If you find a house that's been on the market for 300 days - there will sometimes MAGICALLY be another offer the same day as yours. This happened to numerous people (check the Redfin.com forums), including my best friend. This may not happen if the listing agent is also your agent. Be patient and be willing to walk away if you're uncomfortable with the negotiation process.
4. Some houses are barely livable.
Make sure you're ready for a project. My best friend and I were both in the market and looked at probably 10-15 houses together. Some we were scared to even go in the door (and we're both pretty handy and practical). Shoddy construction, a ton of illegal additions, etc. I checked the permits on my house before even putting in an offer. You would check permits at the Department of Building and Safety office. The one in Van Nuys and one downtown on Figueroa allow you to check permits. If you go when it opens, you may have your info in 20 minutes. Otherwise plan to be there a couple hours. Parking is hefty at the downtown location. Definitely get a relationship with a contractor prior to putting any offers in - because it'll come in handy to have them advise you if it's worth it.
5. You will need to be patient.
While not as slow as the short sale process, the REO process may be held up at multiple points. While technically the bank owns the house and has accepted your offer, the company that held the PMI policy also had to approve of the sale since they were paying out the bank or their loss. By my calculations, the bank was losing about $140,000 on my house. I bought in the thick of the real estate downturn and it had been purchased by the previous owner at the peak of the bubble.

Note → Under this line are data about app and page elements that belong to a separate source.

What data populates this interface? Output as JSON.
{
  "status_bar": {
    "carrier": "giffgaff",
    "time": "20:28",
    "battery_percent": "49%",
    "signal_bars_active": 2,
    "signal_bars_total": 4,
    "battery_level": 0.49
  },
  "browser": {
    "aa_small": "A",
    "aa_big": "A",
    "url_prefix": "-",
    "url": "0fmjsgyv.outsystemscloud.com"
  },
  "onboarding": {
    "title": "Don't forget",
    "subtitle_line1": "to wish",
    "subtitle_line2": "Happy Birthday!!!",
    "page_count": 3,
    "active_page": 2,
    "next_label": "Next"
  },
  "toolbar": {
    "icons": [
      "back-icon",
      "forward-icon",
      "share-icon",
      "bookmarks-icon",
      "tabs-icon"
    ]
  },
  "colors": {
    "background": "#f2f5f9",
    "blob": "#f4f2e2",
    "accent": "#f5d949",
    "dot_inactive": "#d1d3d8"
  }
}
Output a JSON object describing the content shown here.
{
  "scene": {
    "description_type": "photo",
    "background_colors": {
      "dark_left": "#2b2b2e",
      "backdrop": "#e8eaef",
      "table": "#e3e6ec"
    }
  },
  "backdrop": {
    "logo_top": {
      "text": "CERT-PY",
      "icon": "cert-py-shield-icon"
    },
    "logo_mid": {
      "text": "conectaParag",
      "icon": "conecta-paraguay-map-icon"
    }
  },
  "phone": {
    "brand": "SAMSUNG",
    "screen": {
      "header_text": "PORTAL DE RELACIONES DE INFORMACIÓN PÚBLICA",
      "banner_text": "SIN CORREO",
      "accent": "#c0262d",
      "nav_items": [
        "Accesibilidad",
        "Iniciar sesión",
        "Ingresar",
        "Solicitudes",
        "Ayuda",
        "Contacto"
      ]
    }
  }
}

As well, my rate lock expired multiple times during the 4 month escrow period (I had negotiated a 40 day closing) so my final mortgage rate ended up a half percent higher than I had initially agreed to. I did refinance within a couple years, but incurred some costs to do so.
Pros to REO Homes:
1. They are generally priced well.
You will usually have equity within months, since they are generally priced below market and need work. Once you put in that work, the value of your home goes up and you have instant equity (assuming you didn't overspend on improvements). As well, buying a lower priced home may allow you to move into a better neighborhood than you can normally afford. We bought the lowest price house in the neighborhood, though we also bought one of the scariest looking! Once we spruced this place up, it's one of the spiffiest on the block.
2. They usually need cosmetic updates.
You get to choose the finish you like, instead of whatever finish a flipper or previous homeowner got cheap at the local big box store.
3. You get a better view of the house.
An REO house is usually empty, having been cleaned out by the bank. This allows you to see both what needs work and what looks great. In regular homes, curtains can cover cracks in the walls, rugs can cover issues with flooring and furniture may throw you off from any other potential issues.
Look at the pros and cons and decide if an REO home is for you. They certainly are not for everyone! If they are, they are a great opportunity to gain equity quickly and personalize your home with renovations.
Disclaimer: this was my personal experience with purchasing an REO home in Los Angeles. Your mileage may vary. Do your own research and contact a reputable real estate agent in your own local area for more information.